Hellboy Library Edition Volume 6
Written by Mike Mignola
Art by Mike Mignola, Duncan Fegredo, Richard Corben, Kevin Nowlan, and Scott Hampton
Colours by Dave Stewart
Cover by Mike Mignola
Published by Dark Horse
In the recent history of independent comics, it’s hard to argue there’s any character who has joined the main stream quite like Mike Mignola’s Hellboy. With his gruff mixture of everyday working stiff attitude and other worldly demonic origins, Hellboy has always been as approachable and endearing a superhero as they come. Consequently, he’s seen as high an amount of content put out as anyone outside the big two, and a whole mess of it can be found in Hellboy Library Edition Volume 6, a handsome and extensive hard cover from Dark Horse.
Collecting the notorious ‘The Storm And The Fury’ storyline, as well as a slew of other miniseries and one shots, Volume 6 flashes many of Hellboy’s longtime storytelling strengths, as well as no shortage of its weaknesses. Hellboy has long drawn influence and inspiration from a wide variety of sources. Consequently, it’s difficult for a single series to emerge above the pack as a defining, culminating piece of work. That’s exactly what The Storm And The Fury attempts to be, and it inevitably falls a little short. It’s plenty entertaining on its own merits, but given Hellboy’s long history and immense cast, choices of setting, characters, and events seem arbitrary rather than appropriate for the significance of results.

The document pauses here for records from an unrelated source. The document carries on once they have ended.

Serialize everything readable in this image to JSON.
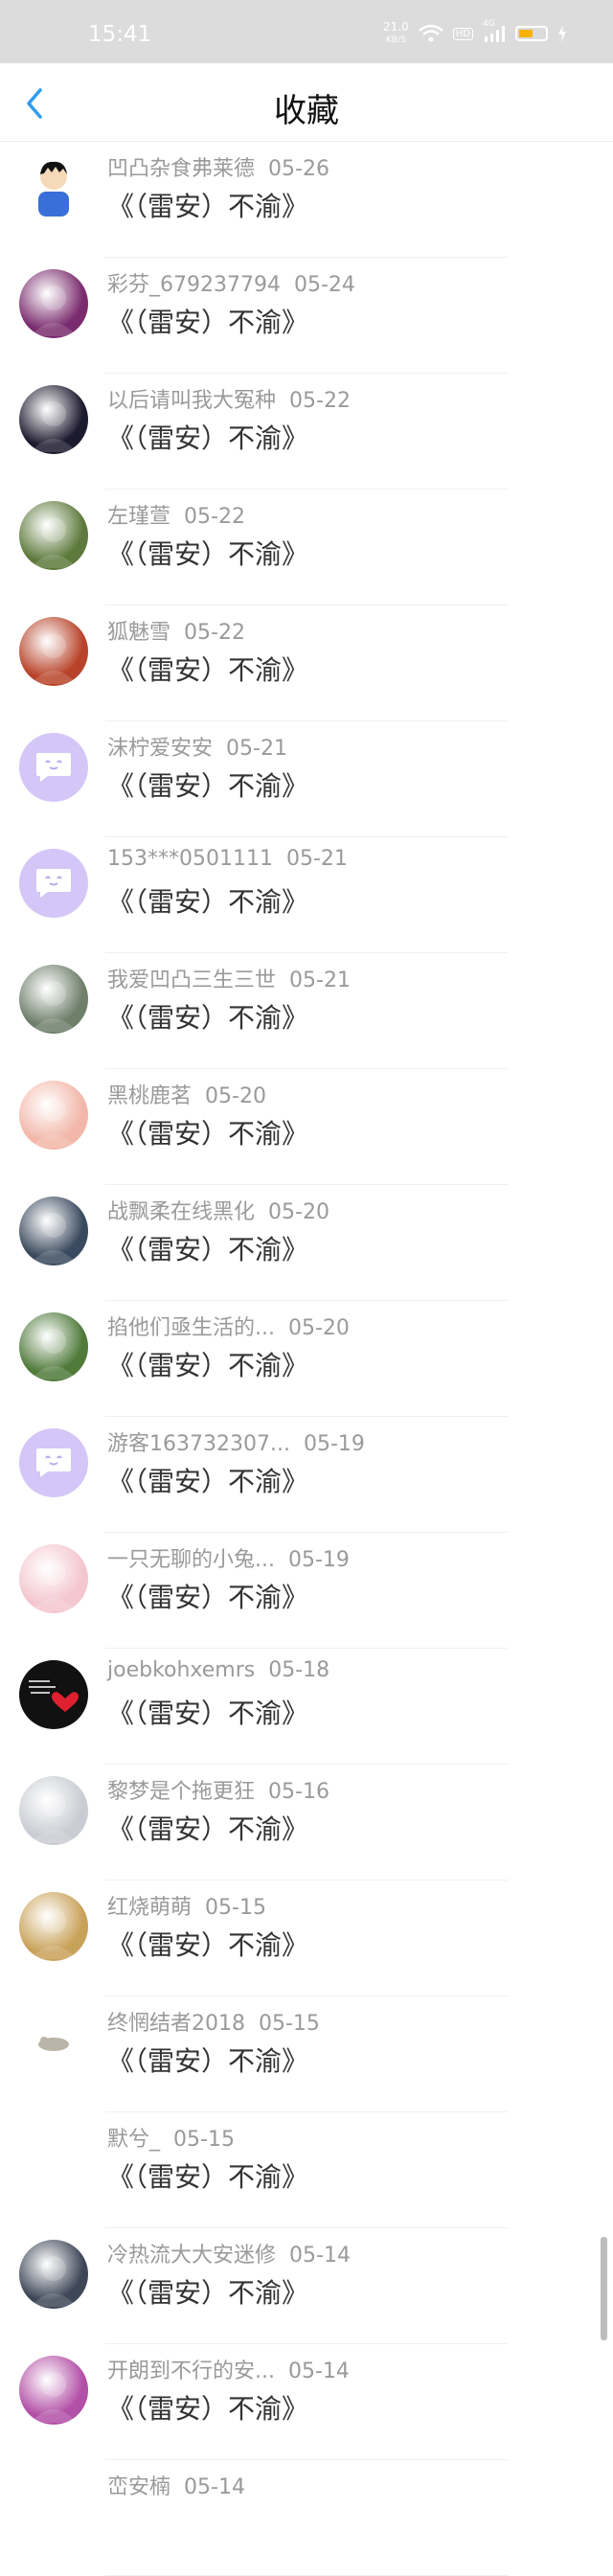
{
  "status_bar": {
    "time": "15:41",
    "net_speed_value": "21.0",
    "net_speed_unit": "KB/S",
    "hd_label": "HD",
    "network_label": "4G",
    "battery_level": 0.55,
    "battery_color": "#f5b300"
  },
  "header": {
    "title": "收藏"
  },
  "comments": [
    {
      "user": "凹凸杂食弗莱德",
      "date": "05-26",
      "text": "《（雷安）不渝》",
      "avatar": "cartoon-boy",
      "color": "#3a6fd8"
    },
    {
      "user": "彩芬_679237794",
      "date": "05-24",
      "text": "《（雷安）不渝》",
      "avatar": "photo",
      "color": "#7a2c6e"
    },
    {
      "user": "以后请叫我大冤种",
      "date": "05-22",
      "text": "《（雷安）不渝》",
      "avatar": "anime",
      "color": "#1c1a2e"
    },
    {
      "user": "左瑾萱",
      "date": "05-22",
      "text": "《（雷安）不渝》",
      "avatar": "photo",
      "color": "#5d7a3c"
    },
    {
      "user": "狐魅雪",
      "date": "05-22",
      "text": "《（雷安）不渝》",
      "avatar": "anime",
      "color": "#b8432a"
    },
    {
      "user": "沫柠爱安安",
      "date": "05-21",
      "text": "《（雷安）不渝》",
      "avatar": "default",
      "color": "#d4c6f7"
    },
    {
      "user": "153***0501111",
      "date": "05-21",
      "text": "《（雷安）不渝》",
      "avatar": "default",
      "color": "#d4c6f7"
    },
    {
      "user": "我爱凹凸三生三世",
      "date": "05-21",
      "text": "《（雷安）不渝》",
      "avatar": "anime",
      "color": "#6e7f6a"
    },
    {
      "user": "黑桃鹿茗",
      "date": "05-20",
      "text": "《（雷安）不渝》",
      "avatar": "anime",
      "color": "#f2b7a9"
    },
    {
      "user": "战飘柔在线黑化",
      "date": "05-20",
      "text": "《（雷安）不渝》",
      "avatar": "anime",
      "color": "#3a4a5e"
    },
    {
      "user": "掐他们亟生活的...",
      "date": "05-20",
      "text": "《（雷安）不渝》",
      "avatar": "photo",
      "color": "#4f7a3a"
    },
    {
      "user": "游客163732307...",
      "date": "05-19",
      "text": "《（雷安）不渝》",
      "avatar": "default",
      "color": "#d4c6f7"
    },
    {
      "user": "一只无聊的小兔...",
      "date": "05-19",
      "text": "《（雷安）不渝》",
      "avatar": "anime",
      "color": "#f4c6cf"
    },
    {
      "user": "joebkohxemrs",
      "date": "05-18",
      "text": "《（雷安）不渝》",
      "avatar": "heart",
      "color": "#111111"
    },
    {
      "user": "黎梦是个拖更狂",
      "date": "05-16",
      "text": "《（雷安）不渝》",
      "avatar": "anime",
      "color": "#c9ccd3"
    },
    {
      "user": "红烧萌萌",
      "date": "05-15",
      "text": "《（雷安）不渝》",
      "avatar": "anime",
      "color": "#c9a25a"
    },
    {
      "user": "终惘结者2018",
      "date": "05-15",
      "text": "《（雷安）不渝》",
      "avatar": "small",
      "color": "#b9b5a8"
    },
    {
      "user": "默兮_",
      "date": "05-15",
      "text": "《（雷安）不渝》",
      "avatar": "none",
      "color": "#ffffff"
    },
    {
      "user": "冷热流大大安迷修",
      "date": "05-14",
      "text": "《（雷安）不渝》",
      "avatar": "anime",
      "color": "#3e4758"
    },
    {
      "user": "开朗到不行的安...",
      "date": "05-14",
      "text": "《（雷安）不渝》",
      "avatar": "anime",
      "color": "#b24fa6"
    },
    {
      "user": "峦安楠",
      "date": "05-14",
      "text": "",
      "avatar": "none",
      "color": "#ffffff"
    }
  ]
}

Thankfully, there’s no shortage of content in this collection that better captures Hellboy’s classic cocktail of the kooky with the occult. Adventures with Mexican Wrestlers, old school Vampires, and Cow/People hybrids highlight the rest of the offerings, mixing in breezy and amusing yarns unburdened by the weight of expectation heaped upon The Storm and the Fury. That being said, a few stories recycle the same plot devices and character types, particularly The Sleeping and the Dead and Sullivan’s Reward, while The Whittier Legacy and The House of Sebek are so preposterously slight as to call the entire merit of their existence into question. Yet they all function well as trifles and diversions, and fans and collectors alike should be pleased as punch for their inclusion.
Enthusiasts for the Hellboy aesthetic should also all be happy with the work compiled here. Mignola’s still in fine form, and his various collaborators do well to carry on and pay tribute to his iconic style. Duncan Fegredo has a welcome talent for the ghoulish, though now and then, it reveals itself in unwelcome places. He strains to capture the subdued nature of the Hellboy’s doting Alice, but hits various dragons and monsters out of the park. His and Mignola’s extensive notes on the art and rough sketches are also welcome peeks into the creative process. Along with a couple introductions and an afterword, Hellboy Library Edition Volume 6 proves a more than worthy a addition to any bookshelf.